• Users Online: 186
  • Home
  • Print this page
  • Email this page
Home About us Editorial board Ahead of print Current issue Search Archives Submit article Instructions Subscribe Contacts Login 
Year : 2021  |  Volume : 37  |  Issue : 4  |  Page : 407-412

Mental health impact of the COVID-19 pandemic on reverse migrant workers in Uttarakhand: A cross-sectional study

1 Manas Foundation, Delhi, India
2 Department of Psychiatry, Saraswathi Institute of Medical Sciences, Hapur, Uttar Pradesh, India
3 Department of Psychiatry, DY Patil Medical College and Hospital, Pune, Maharashtra, India

Correspondence Address:
Dr. Amiya Banerjee
B-83, Sector Alpha 1, Greater Noida - 201 310, Uttar Pradesh
Login to access the Email id

Source of Support: None, Conflict of Interest: None

DOI: 10.4103/ijsp.ijsp_19_21

Rights and Permissions

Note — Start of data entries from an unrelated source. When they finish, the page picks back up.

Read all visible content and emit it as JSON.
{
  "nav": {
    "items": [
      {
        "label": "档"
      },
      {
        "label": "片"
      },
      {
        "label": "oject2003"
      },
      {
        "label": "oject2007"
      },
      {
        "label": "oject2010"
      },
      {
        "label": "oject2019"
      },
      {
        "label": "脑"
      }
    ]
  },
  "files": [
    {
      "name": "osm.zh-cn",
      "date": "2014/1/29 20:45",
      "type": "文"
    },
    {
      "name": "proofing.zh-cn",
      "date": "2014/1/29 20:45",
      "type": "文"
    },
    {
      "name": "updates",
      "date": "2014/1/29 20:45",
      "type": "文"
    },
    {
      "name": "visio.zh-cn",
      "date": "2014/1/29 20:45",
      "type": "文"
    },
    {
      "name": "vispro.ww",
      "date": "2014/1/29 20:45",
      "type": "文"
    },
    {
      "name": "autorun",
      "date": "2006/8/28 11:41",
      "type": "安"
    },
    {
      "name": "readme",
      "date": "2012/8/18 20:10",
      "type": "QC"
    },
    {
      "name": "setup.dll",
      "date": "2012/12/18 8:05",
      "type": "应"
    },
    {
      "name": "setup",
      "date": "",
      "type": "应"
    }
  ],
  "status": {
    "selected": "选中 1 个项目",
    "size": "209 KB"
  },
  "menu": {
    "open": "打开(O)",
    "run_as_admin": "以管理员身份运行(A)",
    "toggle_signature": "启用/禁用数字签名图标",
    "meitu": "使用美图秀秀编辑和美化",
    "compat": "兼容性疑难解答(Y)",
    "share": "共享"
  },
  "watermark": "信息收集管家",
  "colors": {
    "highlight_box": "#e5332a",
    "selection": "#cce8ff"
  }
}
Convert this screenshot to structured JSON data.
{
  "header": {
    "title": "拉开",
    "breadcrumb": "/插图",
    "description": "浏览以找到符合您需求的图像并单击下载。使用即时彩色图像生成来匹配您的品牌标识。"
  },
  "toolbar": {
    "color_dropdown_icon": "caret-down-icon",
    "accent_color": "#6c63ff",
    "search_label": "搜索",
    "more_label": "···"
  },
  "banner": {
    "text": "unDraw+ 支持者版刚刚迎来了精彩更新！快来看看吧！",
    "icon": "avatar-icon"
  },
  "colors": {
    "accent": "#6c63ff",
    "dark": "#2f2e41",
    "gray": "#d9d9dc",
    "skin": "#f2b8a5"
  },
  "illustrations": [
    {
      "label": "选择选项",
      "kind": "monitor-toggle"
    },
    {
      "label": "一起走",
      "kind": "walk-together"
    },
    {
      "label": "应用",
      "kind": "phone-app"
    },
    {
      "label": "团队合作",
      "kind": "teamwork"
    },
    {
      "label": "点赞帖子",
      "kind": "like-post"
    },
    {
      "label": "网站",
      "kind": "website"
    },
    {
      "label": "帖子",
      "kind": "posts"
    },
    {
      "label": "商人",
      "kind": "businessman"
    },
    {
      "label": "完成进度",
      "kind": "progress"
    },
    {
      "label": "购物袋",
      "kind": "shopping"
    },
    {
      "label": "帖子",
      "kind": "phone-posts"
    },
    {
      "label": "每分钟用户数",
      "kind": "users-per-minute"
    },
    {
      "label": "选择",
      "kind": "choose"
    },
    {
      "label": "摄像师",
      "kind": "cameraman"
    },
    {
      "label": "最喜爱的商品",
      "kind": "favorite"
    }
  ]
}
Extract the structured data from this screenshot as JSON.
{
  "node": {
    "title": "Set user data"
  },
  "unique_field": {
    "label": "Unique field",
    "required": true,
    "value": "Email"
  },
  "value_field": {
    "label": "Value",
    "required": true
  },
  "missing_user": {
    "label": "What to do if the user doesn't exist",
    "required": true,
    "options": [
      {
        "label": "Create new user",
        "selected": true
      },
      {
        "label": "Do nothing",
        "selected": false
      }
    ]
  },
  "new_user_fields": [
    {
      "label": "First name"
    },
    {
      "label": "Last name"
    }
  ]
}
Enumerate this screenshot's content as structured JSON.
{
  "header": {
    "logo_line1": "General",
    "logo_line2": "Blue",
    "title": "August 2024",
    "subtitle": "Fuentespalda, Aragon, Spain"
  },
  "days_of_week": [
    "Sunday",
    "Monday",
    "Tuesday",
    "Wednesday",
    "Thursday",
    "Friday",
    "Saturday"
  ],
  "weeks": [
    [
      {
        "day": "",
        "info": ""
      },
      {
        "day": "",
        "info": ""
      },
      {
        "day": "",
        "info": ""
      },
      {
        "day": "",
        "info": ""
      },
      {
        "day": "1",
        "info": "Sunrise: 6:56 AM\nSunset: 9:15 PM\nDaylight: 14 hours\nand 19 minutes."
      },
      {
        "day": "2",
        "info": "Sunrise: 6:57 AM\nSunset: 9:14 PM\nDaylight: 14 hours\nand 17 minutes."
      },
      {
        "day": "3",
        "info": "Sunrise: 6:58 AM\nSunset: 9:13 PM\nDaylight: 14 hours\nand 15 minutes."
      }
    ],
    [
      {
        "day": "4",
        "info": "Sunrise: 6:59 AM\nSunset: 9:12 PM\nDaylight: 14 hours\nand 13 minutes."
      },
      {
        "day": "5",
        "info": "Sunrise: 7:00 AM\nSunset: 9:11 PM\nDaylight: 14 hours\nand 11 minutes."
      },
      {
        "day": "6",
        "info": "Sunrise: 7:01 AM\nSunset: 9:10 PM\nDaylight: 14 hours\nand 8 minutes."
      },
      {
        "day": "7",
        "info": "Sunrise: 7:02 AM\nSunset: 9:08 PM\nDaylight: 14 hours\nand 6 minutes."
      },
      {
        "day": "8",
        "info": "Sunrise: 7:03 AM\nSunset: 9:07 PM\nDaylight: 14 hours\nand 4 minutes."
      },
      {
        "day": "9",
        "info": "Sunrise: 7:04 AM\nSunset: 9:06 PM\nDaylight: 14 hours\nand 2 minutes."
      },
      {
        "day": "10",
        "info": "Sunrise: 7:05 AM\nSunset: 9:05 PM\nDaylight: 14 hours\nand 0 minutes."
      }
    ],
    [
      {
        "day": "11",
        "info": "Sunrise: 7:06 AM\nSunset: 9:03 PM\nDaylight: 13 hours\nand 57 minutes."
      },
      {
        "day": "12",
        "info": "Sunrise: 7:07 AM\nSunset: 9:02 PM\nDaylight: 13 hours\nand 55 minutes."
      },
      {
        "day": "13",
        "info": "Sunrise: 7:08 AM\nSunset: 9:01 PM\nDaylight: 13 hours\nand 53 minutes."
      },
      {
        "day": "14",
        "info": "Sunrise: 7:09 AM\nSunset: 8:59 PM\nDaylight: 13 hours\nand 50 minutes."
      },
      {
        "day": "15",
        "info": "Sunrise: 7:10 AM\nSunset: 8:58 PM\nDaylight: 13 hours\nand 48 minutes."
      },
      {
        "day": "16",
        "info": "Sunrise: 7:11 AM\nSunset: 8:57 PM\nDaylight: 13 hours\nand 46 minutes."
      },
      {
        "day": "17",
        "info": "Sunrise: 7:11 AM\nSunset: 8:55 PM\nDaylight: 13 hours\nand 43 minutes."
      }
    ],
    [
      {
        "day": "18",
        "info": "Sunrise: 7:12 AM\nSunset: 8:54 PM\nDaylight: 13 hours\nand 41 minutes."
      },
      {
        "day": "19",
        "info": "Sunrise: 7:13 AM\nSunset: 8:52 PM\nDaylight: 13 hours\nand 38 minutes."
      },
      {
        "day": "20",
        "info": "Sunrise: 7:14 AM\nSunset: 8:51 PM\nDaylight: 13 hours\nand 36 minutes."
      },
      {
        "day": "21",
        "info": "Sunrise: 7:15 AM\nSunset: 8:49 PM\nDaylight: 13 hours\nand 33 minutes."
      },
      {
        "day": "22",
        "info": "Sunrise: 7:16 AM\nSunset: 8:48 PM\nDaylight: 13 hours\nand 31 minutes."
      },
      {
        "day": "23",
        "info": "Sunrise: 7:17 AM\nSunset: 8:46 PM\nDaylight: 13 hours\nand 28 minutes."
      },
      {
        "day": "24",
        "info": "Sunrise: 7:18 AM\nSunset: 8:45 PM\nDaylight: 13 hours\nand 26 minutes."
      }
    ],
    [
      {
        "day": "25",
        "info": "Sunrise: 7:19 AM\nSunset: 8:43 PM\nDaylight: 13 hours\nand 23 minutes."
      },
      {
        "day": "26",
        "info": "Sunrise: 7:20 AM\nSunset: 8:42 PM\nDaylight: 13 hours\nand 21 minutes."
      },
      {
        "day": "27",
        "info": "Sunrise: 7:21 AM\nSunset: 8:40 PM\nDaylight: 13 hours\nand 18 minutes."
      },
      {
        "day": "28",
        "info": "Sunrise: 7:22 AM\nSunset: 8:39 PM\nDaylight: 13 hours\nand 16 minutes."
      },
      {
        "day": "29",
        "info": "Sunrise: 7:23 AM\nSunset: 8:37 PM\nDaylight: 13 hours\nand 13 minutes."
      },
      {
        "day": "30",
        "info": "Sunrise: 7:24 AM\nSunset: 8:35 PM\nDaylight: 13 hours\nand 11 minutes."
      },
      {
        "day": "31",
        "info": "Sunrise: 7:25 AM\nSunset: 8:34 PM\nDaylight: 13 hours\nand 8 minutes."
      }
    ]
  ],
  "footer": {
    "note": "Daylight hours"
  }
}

Introduction: The announcement of a nationwide lockdown in India in March 2020 in response to the CoVID-19 pandemic led an exodus of migrant workers back to their homes. The significant adverse impact of this event in its early phase on these reverse migrants has been well documented. With the passage of several months, these reverse migrants eventually reached their homes and re-entered their own communities. This study was conducted amongst a rural community on the interior regions of Almora in hill state of Uttarakhand. Aim: It aims to assess the impact of the later phase of the CoVID-19 pandemic and lockdown on the reverse migrants, and compare this impact with the residents, who have never migrated. Methodology: Door-to-door survey was conducted in the study population, 5-9 months after the lockdown was announced. The participants were matched and grouped into residents and reverse migrants and were evaluated on PHQ-9, GAD-7, IES, and BRIEF-COPE to assess the impact on the participants. Results: No significant depression or anxiety was found in the reverse migrants group, even though the impact of the pandemic and lockdown was felt more by them as compared to the residents group. In addition, there was no significant difference between the two groups for depression or anxiety. Conclusion: These findings can be attributed to factors such as social support from the community members, engagement in work and the use of approach based coping mechanisms.

Print this article     Email this article
 Next article
 Previous article
 Table of Contents

 Similar in PUBMED
   Search Pubmed for
   Search in Google Scholar for
 Related articles
 Citation Manager
 Access Statistics
 Reader Comments
 Email Alert *
 Add to My List *
 * Requires registration (Free)

 Article Access Statistics
    PDF Downloaded103    
    Comments [Add]    

Recommend this journal